**Problem**
Scan the records below and copy every line that contains the string "Cadastrais".

**Dataset records**
>>>

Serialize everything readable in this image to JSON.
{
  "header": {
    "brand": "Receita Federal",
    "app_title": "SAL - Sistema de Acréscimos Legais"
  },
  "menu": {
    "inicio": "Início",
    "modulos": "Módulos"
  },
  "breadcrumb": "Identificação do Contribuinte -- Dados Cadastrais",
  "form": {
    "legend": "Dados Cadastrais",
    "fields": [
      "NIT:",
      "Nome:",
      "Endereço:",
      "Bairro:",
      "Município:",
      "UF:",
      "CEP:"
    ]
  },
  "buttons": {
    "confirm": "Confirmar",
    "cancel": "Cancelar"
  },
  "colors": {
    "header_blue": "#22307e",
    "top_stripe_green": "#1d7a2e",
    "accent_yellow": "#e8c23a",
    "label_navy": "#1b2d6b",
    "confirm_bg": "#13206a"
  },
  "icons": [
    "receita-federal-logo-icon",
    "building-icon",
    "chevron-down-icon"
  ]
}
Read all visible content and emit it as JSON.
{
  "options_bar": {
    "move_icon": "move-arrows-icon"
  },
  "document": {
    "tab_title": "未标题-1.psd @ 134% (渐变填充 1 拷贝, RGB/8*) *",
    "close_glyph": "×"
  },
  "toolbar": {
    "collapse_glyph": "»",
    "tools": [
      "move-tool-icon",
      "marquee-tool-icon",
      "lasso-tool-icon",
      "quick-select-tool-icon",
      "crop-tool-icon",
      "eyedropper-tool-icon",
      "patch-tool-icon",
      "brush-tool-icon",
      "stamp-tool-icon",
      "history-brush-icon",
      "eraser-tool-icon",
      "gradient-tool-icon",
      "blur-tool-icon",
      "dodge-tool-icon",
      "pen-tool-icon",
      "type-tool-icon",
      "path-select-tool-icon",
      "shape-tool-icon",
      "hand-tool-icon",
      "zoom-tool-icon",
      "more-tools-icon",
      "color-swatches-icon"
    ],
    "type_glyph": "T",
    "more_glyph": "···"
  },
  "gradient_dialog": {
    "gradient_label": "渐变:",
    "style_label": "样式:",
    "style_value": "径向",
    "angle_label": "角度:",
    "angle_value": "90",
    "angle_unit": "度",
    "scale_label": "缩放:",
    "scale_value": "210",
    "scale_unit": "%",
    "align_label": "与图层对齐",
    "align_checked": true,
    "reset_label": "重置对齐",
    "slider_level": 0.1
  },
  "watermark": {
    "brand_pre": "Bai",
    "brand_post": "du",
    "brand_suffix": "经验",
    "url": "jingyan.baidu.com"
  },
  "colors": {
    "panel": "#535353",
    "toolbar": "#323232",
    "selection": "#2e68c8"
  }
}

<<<

**Task answer**
  "breadcrumb": "Identificação do Contribuinte -- Dados Cadastrais",
    "legend": "Dados Cadastrais",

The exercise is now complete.